## Task brief:
Please find the lines in the entries below that contain the word "screenshot", and copy each one.

## Exercise material:
= = = =

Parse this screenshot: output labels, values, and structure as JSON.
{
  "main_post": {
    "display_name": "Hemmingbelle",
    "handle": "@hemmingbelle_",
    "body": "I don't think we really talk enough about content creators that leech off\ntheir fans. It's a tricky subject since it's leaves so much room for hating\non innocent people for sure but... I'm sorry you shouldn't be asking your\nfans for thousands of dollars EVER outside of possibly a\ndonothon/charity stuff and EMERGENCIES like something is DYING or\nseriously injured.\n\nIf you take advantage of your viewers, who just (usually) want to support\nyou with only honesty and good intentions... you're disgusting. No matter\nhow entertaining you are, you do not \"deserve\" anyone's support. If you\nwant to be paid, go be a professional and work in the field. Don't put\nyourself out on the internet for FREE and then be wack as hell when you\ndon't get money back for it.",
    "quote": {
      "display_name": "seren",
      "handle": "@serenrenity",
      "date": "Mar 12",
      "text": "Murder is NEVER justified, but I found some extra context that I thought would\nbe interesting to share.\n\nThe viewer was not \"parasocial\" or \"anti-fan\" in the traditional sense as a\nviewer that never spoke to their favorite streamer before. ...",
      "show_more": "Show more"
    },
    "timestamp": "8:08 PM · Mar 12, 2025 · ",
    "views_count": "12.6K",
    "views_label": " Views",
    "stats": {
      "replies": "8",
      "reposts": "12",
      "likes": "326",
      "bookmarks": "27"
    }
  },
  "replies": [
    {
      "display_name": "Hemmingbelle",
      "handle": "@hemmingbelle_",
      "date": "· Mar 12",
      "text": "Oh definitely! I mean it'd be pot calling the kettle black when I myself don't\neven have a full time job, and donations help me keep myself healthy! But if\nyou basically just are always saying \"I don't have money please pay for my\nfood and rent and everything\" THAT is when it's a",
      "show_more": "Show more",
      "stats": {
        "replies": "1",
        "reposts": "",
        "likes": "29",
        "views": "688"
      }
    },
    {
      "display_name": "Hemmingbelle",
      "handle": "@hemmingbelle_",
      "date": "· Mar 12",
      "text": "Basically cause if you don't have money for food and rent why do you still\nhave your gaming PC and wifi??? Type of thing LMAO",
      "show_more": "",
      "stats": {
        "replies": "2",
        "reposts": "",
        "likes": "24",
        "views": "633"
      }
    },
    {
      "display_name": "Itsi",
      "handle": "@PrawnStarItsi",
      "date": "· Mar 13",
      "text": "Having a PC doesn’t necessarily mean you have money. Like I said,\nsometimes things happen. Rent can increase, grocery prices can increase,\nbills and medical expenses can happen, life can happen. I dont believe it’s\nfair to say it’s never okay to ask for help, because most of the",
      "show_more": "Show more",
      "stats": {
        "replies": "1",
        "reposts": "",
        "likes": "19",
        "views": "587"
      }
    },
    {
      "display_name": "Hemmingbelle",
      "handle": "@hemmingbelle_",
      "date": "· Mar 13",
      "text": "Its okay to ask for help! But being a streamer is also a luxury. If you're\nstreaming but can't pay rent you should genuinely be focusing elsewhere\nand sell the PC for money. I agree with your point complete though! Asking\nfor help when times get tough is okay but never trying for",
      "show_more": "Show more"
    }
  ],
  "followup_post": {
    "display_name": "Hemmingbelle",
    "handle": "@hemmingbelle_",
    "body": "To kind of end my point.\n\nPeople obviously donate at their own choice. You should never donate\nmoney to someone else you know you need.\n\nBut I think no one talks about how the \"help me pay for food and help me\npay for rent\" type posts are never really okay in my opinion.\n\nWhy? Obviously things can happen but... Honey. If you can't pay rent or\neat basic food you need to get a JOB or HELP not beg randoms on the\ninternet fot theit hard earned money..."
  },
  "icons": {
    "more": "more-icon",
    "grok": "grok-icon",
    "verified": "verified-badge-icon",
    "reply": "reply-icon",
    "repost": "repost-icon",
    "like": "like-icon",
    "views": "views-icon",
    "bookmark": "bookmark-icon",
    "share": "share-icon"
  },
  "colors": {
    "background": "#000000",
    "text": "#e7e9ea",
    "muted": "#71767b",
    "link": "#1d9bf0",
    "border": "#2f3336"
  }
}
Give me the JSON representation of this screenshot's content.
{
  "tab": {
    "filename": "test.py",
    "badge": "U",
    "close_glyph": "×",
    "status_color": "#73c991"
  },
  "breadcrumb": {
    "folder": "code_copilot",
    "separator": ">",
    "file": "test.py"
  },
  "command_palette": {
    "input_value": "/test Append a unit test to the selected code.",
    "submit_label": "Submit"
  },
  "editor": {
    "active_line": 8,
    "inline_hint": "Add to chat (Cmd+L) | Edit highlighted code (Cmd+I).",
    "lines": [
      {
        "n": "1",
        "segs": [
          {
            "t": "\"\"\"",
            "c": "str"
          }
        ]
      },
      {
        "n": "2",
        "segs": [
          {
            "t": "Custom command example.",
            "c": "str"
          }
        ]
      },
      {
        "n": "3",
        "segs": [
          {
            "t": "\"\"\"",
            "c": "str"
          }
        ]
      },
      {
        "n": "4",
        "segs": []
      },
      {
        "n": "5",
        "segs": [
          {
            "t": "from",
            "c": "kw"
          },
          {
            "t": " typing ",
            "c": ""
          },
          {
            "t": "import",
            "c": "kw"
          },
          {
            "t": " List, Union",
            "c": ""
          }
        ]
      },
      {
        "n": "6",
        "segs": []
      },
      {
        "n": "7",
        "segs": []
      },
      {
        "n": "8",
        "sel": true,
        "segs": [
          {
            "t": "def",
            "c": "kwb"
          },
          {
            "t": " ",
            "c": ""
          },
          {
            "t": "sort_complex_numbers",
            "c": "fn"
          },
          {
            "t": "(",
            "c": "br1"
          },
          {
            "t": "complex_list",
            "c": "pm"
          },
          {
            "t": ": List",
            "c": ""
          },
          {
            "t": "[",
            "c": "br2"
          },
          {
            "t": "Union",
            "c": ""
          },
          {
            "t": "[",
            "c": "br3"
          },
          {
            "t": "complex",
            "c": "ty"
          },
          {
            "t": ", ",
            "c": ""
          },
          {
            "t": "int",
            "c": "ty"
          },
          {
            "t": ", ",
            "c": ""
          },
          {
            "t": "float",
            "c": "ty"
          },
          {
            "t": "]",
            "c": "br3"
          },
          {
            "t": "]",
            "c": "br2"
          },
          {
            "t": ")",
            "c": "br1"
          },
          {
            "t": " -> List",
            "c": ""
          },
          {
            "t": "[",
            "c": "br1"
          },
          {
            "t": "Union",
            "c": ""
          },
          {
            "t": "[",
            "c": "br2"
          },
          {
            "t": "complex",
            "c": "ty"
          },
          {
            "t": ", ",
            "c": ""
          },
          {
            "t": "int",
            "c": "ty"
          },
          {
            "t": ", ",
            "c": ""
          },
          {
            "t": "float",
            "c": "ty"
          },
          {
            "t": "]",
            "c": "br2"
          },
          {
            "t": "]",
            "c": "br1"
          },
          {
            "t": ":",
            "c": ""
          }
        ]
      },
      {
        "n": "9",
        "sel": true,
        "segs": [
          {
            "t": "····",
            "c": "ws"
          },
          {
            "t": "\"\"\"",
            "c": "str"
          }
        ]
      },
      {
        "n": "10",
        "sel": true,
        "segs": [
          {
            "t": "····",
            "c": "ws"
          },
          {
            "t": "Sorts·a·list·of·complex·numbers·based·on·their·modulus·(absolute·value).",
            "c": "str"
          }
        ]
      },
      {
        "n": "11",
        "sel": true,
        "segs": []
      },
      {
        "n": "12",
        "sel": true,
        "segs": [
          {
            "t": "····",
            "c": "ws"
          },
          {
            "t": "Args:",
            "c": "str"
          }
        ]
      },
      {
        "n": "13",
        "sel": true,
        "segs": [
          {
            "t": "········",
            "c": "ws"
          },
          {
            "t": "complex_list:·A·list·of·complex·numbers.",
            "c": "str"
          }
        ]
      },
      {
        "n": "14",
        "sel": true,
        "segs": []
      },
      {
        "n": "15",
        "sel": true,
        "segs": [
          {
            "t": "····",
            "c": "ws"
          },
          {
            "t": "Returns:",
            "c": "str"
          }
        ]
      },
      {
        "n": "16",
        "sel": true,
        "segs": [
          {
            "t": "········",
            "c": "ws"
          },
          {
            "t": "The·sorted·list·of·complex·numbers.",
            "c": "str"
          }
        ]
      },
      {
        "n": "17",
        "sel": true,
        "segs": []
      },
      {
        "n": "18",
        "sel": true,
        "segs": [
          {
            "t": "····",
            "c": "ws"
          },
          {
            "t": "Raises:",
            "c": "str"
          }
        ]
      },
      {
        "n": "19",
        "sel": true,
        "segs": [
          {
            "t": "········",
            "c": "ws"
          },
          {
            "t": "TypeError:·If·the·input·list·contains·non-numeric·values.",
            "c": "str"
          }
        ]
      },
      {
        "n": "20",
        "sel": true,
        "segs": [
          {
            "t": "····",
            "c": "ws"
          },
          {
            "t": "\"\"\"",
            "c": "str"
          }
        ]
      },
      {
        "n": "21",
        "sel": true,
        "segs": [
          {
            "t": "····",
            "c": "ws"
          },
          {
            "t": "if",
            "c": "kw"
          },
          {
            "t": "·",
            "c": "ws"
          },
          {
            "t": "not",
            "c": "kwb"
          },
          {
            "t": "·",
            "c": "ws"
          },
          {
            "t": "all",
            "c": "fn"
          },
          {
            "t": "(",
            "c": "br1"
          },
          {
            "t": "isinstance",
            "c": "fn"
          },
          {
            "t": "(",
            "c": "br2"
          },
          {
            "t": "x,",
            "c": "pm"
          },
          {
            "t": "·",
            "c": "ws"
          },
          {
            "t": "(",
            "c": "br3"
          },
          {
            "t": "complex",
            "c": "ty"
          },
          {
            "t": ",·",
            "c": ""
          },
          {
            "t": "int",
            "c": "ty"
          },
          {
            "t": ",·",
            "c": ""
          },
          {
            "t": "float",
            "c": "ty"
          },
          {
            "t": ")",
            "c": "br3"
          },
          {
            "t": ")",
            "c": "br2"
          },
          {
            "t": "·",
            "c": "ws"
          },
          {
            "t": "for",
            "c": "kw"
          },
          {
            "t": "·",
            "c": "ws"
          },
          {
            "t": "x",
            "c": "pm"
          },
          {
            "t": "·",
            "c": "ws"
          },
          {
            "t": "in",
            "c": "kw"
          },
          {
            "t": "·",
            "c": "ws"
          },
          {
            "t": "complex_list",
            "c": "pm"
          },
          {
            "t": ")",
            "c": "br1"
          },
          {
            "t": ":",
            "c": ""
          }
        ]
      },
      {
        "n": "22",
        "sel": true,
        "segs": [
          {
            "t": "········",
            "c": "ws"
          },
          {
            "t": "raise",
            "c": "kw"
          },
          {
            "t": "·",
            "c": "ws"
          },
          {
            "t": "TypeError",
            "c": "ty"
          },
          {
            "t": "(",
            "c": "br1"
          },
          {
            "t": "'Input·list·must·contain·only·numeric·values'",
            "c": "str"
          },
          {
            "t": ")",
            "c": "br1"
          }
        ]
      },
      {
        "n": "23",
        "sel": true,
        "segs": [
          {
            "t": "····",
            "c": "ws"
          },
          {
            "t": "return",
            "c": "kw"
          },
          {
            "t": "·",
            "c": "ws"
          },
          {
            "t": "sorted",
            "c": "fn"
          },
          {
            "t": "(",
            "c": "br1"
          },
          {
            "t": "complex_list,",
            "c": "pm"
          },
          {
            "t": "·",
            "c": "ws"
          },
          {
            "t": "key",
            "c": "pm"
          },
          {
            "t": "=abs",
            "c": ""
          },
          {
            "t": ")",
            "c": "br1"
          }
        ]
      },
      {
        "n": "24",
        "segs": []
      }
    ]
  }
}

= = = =

## Answer for this exercise:
Parse this screenshot: output labels, values, and structure as JSON.
Give me the JSON representation of this screenshot's content.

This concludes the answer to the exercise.